Conversations triggered by DAN: this included polls, Mastercard moments, Priceless facts (fun facts) or giveaways. These only happened once per day.
Subscription messages: updates sent to users who subscribed to topics or players.
This is an example of a DAN-triggered conversation. Users could win prizes by participating in different activities like sending a picture or answering a question:
As you can see, this conversation has two flows. Ideally, users would receive a notification about a giveaway happening and immediately participate. However, what if the user wasn't ready? What if between them taking the picture and uploading it they wanted to check information about a match? That would take the bot into a different conversation thread. With this in mind, we let users know how to trigger the "giveaway" conversation at any moment and created a shorter version of the flow (they didn't need to read the whole thing twice after all). Most flows have many entry points, but we didn't need to create a different flow for each of them, as you can see in the example, conversations are sort of modular.
Flows had to cover all these cases, they were the conversation's blueprint. Now, initial flows didn't have final copy, as you see them in here. For each flow, the first step was to create what we call "intent copy". Intent copy indicates what the bot is saying as oppose to how the bot is saying it; in other words, it is the chatbots equivalent of wireframes. Based on the intent copy, DAN developed the "voice" and final copy.
A conversation is more than text; is tempo, context and language. Because of that, I wanted to use a prototype that actually resembled a chatbot. I used Framer and a framer module to create a prototype which had quick replies, carrousels and key words that triggered specific responses. At this point, we didn’t have the final copy, so I created dummy dialogues that were easier to read than intent copy.

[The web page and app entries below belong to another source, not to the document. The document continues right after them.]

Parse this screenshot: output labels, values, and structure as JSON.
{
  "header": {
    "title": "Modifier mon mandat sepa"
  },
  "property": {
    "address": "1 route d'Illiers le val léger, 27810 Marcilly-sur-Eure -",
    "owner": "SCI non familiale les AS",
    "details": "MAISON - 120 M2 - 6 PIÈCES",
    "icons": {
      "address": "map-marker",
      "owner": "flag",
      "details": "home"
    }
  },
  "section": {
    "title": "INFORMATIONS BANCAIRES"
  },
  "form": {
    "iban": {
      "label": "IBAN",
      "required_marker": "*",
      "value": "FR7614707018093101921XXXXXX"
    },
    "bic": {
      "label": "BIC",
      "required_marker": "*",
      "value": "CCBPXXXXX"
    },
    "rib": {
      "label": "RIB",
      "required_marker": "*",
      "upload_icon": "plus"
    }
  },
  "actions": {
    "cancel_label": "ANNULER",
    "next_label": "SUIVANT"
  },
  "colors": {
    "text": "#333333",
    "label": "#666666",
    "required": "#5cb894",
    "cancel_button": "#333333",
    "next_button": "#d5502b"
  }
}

Testing and iterations
We had two rounds of testing, one in the middle of the project (where we used the prototype) and one more when the bot was live on Facebook but not public yet. In the first round, I conducted five interviews with Wizeline employees that were not related to the project in any way. At the same time, we shared the prototype and usability testing script with DAN so they could test with people in Australia.
We discovered a lot of things from testing. For instance, the on-boarding process was too long. Users were overwhelmed by the amount of continuous text.
To solve it, I added questions with quick replies in between the dialogues of the chatbot. This way we avoided having a chatbot monologue and gave users control of when the bot continued talking. I also learned about how users talked to the chatbot which was crucial to train the bot Natural Language Processing.
4. Final results
The Fanbot was available on Facebook messenger and ran throughout the tournament's duration from January 15th to January 28th. It had over 8700 unique users and registered around 350,000 interactions. 57 percent of the fans that used it, returned daily and 64 percent signed up to receive updates on different AO topics.
Or, as summarized by DAN:
5. Challenges and learnings
The prototype was effective but took too much time to build. For my next similar project, I actually tried something different. I adapted a technique called “pluralistic walkthrough” to test voice user interfaces. You can read more in the "Other Projects" section.
The first conversation flow I designed was the On-boarding. In hindsight, I should have done this once everything else was ready. Is like designing a videogame, you design the game first and then the tutorial, not the other way around.
By the end of the project, the natural language processing of the bot was very comprehensive. However, the continuous presence of quick replies distracted users from trying to input their own commands. The experience could have been more complete by giving users better guidance on how to take advantage of the NLP.